If you do a course about special educational needs with me, you’ll find that it isn’t too long before I suggest that all resources you use the children with SEN are good for children who do not have SEN.
A good case in point was recently, on our accredited course, we had a very knowledgeable and experienced teacher come to talk to us about her work with children who have SEN. By the end of the 3 hours there was no doubt left in my mind that good practice with children who have SEN is good practice for all. Let me give you a few examples to show you what I mean:
Two-way communication with parents, families and carers. For a child with SEN this is an essential part of the practitioners work.
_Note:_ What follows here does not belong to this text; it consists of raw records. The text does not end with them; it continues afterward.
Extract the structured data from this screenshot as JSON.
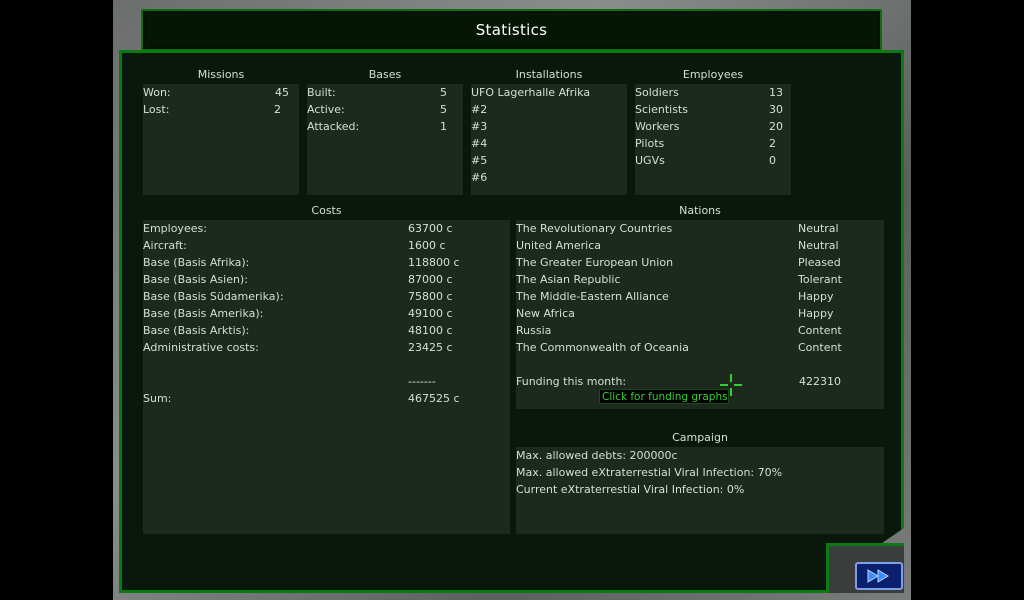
{
  "title": "Statistics",
  "missions": {
    "title": "Missions",
    "rows": [
      {
        "label": "Won:",
        "value": "45"
      },
      {
        "label": "Lost:",
        "value": "2"
      }
    ]
  },
  "bases": {
    "title": "Bases",
    "rows": [
      {
        "label": "Built:",
        "value": "5"
      },
      {
        "label": "Active:",
        "value": "5"
      },
      {
        "label": "Attacked:",
        "value": "1"
      }
    ]
  },
  "installations": {
    "title": "Installations",
    "items": [
      "UFO Lagerhalle Afrika",
      "#2",
      "#3",
      "#4",
      "#5",
      "#6"
    ]
  },
  "employees": {
    "title": "Employees",
    "rows": [
      {
        "label": "Soldiers",
        "value": "13"
      },
      {
        "label": "Scientists",
        "value": "30"
      },
      {
        "label": "Workers",
        "value": "20"
      },
      {
        "label": "Pilots",
        "value": "2"
      },
      {
        "label": "UGVs",
        "value": "0"
      }
    ]
  },
  "costs": {
    "title": "Costs",
    "rows": [
      {
        "label": "Employees:",
        "value": "63700 c"
      },
      {
        "label": "Aircraft:",
        "value": "1600 c"
      },
      {
        "label": "Base (Basis Afrika):",
        "value": "118800 c"
      },
      {
        "label": "Base (Basis Asien):",
        "value": "87000 c"
      },
      {
        "label": "Base (Basis Südamerika):",
        "value": "75800 c"
      },
      {
        "label": "Base (Basis Amerika):",
        "value": "49100 c"
      },
      {
        "label": "Base (Basis Arktis):",
        "value": "48100 c"
      },
      {
        "label": "Administrative costs:",
        "value": "23425 c"
      }
    ],
    "separator": "-------",
    "sum_label": "Sum:",
    "sum_value": "467525 c"
  },
  "nations": {
    "title": "Nations",
    "rows": [
      {
        "name": "The Revolutionary Countries",
        "mood": "Neutral"
      },
      {
        "name": "United America",
        "mood": "Neutral"
      },
      {
        "name": "The Greater European Union",
        "mood": "Pleased"
      },
      {
        "name": "The Asian Republic",
        "mood": "Tolerant"
      },
      {
        "name": "The Middle-Eastern Alliance",
        "mood": "Happy"
      },
      {
        "name": "New Africa",
        "mood": "Happy"
      },
      {
        "name": "Russia",
        "mood": "Content"
      },
      {
        "name": "The Commonwealth of Oceania",
        "mood": "Content"
      }
    ],
    "funding_label": "Funding this month:",
    "funding_value": "422310",
    "funding_tooltip": "Click for funding graphs"
  },
  "campaign": {
    "title": "Campaign",
    "lines": [
      "Max. allowed debts: 200000c",
      "Max. allowed eXtraterrestial Viral Infection: 70%",
      "Current eXtraterrestial Viral Infection: 0%"
    ]
  },
  "icons": {
    "next": "fast-forward-icon",
    "cursor": "crosshair-icon"
  },
  "colors": {
    "panel_border": "#0c7a12",
    "panel_bg": "#0a180b",
    "box_bg": "#1b2a1c",
    "tooltip_text": "#2fd22f",
    "next_button_bg": "#0a1f6e"
  }
}
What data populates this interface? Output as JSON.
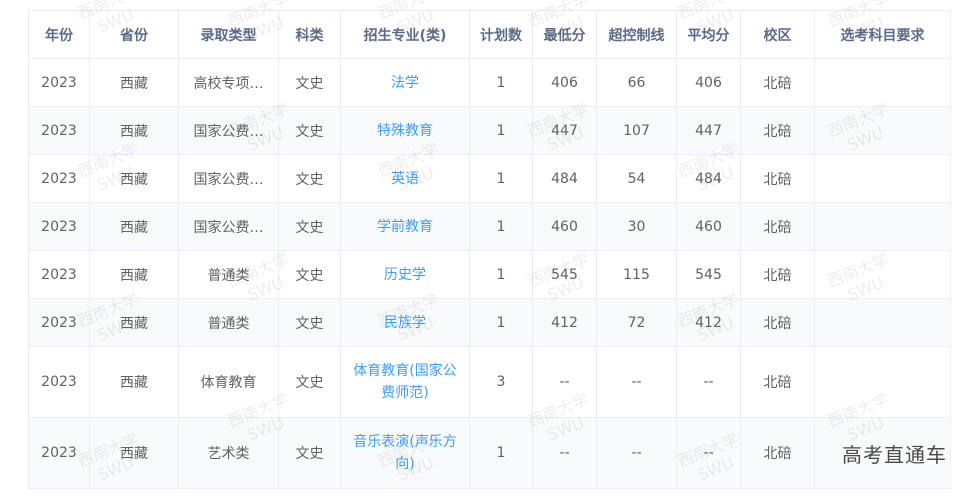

Without good communication joint targets cannot be realistically set. Hospital appointments, speech and language therapy, physiotherapy and the myriad of different professionals that a child may see, need coordinating effectively.
For the child who does not have SEN, good communication is still very important. And it is essential that this communication is two way. By this I mean that the parents offers information and the practitioner offers information and between them this becomes greater than the sum of the whole.
For example, an activity may well benefit from a parent coming in and demonstrating their skills. Without good communication or understanding of the parents abilities, this would not happen.
Describing emotions. For a child who has difficulty communicating with speech or finds it difficult to make sense of the world around them, it is essential that the practitioner gives them the tools to express their emotions. This may be an emotions board or a picture exchange system.
This is just as important for the child who does not have SEN. Giving a child the ability to express their emotions can reduce behaviour problems and frustration for the child. It has also been shown in research that children who have better emotional intelligence, or the ability to express emotions effectively, do much better later on in life (Goleman, 1996).
Other elements of good practice are as simple as having the right equipment for a child who has SEN. For example, having a calm space where child can retreat to if it’s just getting all too much for them. This could be as simple as a curtained off area in the corner with a few comfy cushions.
Or, for the child who has a visual impairment, using bubblewrap or the rough side of Velcro along the edge of the wall can help them move around the setting more easily. Different textured materials can be used on the handles of different doors, so children know where they are going.
One idea which I particularly like, is having a colour and a smell of the day. For example, Monday could be orange. This would be demonstrated using an orange piece of material and an orange scent spray in the entrance hall.
When children first enter the setting they will know immediately that it is Monday because they can smell orange and they can see the orange fabric up. Similarly each day will have a different smell and a different colour. Others which could be used are lime, strawberry, apple, peach, cherry, lemon, cinnamon and vanilla. Or whatever takes your imagination!
Another excellent idea is using objects of reference rather than pictures on the outside of storage boxes and for the day’s timeline. Objects of reference are objects which are representative of the pieces in the box. For example instead of putting the word Lego, or putting a picture of Lego, on the outside of a box, you could superglue a piece of Lego on the outside of the box.
This is particularly good for children who have difficulty interpreting pictures or who may have a visual impairment. But it is also an excellent visual clue for other children.
This could be extended to the day’s timeline. Instead of having pictures for snack time or playing outside for example, you could attach a a plastic cup for snack or a laminated leaf for playing outside. This can often be more meaningful for children who have difficulty in understanding pictorial representation.
You could involve the children and have them choose what object they would like to have represent different activities during the day.
You will see that most of these ideas cost very little, if anything at all, but have great benefits for the children in your care. By embedding these good practices into the setting, you will be prepared when a child who does have SEN joins you. This will ease the transition into your setting, and demonstrate professionalism in your working practices.
Goleman, D. (1996) Emotional Intelligence: Why it can matter more than IQ. London: Bloomsbury Publishing